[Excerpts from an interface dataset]

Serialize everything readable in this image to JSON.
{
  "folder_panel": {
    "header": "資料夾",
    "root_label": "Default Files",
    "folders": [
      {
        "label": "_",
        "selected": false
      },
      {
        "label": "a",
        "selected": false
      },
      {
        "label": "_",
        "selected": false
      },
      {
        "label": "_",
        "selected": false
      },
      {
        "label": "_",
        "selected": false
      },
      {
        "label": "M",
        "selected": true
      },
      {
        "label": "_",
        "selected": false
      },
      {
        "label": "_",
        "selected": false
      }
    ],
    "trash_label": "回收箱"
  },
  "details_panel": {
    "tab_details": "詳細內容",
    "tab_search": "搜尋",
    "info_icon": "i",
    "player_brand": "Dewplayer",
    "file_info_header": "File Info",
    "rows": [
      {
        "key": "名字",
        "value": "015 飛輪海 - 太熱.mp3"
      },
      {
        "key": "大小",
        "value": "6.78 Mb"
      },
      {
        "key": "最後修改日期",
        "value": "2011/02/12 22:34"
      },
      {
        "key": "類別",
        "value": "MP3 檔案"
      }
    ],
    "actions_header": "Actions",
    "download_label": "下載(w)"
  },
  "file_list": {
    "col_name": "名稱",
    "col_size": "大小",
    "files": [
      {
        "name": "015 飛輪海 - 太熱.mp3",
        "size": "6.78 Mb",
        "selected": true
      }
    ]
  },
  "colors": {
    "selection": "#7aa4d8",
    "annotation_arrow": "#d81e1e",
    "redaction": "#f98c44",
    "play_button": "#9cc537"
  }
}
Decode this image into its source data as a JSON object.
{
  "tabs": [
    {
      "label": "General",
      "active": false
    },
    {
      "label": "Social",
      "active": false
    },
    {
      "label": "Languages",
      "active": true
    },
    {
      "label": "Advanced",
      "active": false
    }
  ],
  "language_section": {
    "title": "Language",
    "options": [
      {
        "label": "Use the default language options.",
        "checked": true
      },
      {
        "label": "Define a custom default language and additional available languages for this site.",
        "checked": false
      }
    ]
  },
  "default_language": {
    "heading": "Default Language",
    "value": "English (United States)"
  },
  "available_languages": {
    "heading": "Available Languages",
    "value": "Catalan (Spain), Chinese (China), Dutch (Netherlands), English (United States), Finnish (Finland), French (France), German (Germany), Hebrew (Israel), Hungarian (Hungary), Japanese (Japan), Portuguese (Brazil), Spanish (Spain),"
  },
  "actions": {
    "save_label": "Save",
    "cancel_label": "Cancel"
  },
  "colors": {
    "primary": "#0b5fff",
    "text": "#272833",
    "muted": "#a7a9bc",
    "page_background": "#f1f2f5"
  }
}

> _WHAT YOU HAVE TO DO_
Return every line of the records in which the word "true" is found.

> _WRITTEN RESPONSE_
        "selected": true
        "selected": true
      "active": true
        "checked": true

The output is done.